Shortly after the settling of the king in the new capital, the Red Fort and its surroundings, and later the whole of Shahjahanabad come to be known as "Urdu e Mu'alla" and sometimes, just "Urdu". For example, Khan e Aarzoo, the illustrious linguist and the "ustaad" of a whole generation of poets, including Mir, Mir Dard and Sauda (by the way, he was also the step-uncle of Mir Taqi Mir), writes in his dictionary Navaadir e Alfaaz (1747-52), under the headword "chhanel":

"We, who belong to Hind and live in Urdu e Mu'alla, are not familiar with this word." (Navaadir e Alfaaz, 214). Similarly, he writes in another book, Mismir (1752):

 

"And thus it is proven that the language of Urdu is the standard language. The Persian of the same place is reliable . . . the poets of various cities of every country, like Khaqani of Shurvan, Nizami of Ganja, Sinai of Ghazni and Khusrau of Delhi used to write in this standard language. And this language is none other than the language of the Urdu."

 

Two things are clear from this excerpt:

 

1. Urdu is used not as a metonym of a language, but for the city of Shahjahanabad.

2. Khan e Aarzoo says that the language of Shahjahanabad is Persian! This means that as late as mid-eighteenth century, the phrase zabaan e Urdu e Mu'alla [Shahjahanabad] is being used for Persian!
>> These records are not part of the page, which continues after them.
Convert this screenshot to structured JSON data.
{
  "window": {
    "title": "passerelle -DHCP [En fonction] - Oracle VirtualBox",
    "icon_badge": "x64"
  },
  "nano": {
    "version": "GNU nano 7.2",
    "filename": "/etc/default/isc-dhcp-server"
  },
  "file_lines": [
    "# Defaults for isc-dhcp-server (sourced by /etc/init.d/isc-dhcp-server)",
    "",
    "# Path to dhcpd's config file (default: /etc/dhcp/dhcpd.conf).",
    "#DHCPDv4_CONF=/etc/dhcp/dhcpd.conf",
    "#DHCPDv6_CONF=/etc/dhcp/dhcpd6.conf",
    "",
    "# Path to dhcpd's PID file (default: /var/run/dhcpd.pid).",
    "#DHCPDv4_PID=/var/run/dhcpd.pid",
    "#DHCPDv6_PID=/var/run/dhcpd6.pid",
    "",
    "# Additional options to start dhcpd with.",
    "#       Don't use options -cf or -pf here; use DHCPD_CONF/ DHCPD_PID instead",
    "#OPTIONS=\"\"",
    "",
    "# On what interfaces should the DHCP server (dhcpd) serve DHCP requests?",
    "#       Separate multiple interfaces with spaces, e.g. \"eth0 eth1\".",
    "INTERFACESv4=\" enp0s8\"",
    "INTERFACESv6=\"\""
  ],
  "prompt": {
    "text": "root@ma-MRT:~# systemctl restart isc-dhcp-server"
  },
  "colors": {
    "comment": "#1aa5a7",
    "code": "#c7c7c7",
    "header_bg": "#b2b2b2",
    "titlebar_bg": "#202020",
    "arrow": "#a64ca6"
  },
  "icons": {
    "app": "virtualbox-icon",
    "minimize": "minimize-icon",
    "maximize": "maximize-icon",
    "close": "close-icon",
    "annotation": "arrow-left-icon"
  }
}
But again, this is not surprising as we see that Persian was the official language of India throughout the Mughal rule.

 

Even in early nineteenth century, Insha ullah Khan Insha and Mirza Qateel write in "Dariyaa e Lataafat" (1807):

 

"The residents of Murshidabad and Azeemabad (Patna), in their own estimation, are competent Urdu speakers and regard their own city as the "Urdu." (Tr. by Shamsur Rahman Faruqi, 1999.) Very obviously, by "Urdu" the authors mean Shahjahanabad. The language Urdu in those times was called - gasp - Hindi . . . but more about it later.

 

SUMMARY

1. Urdu is a Turkish word which might have been derived from Sanskrit.

2. The word, across centuries and continents, assumed many meanings and evolved along many lines.

3. One course that is relevant to this article can be depicted as:

Heart --> Center --> Palace --> Capital --> City --> Encampment -->

Tent --> Encampment --> City --> Language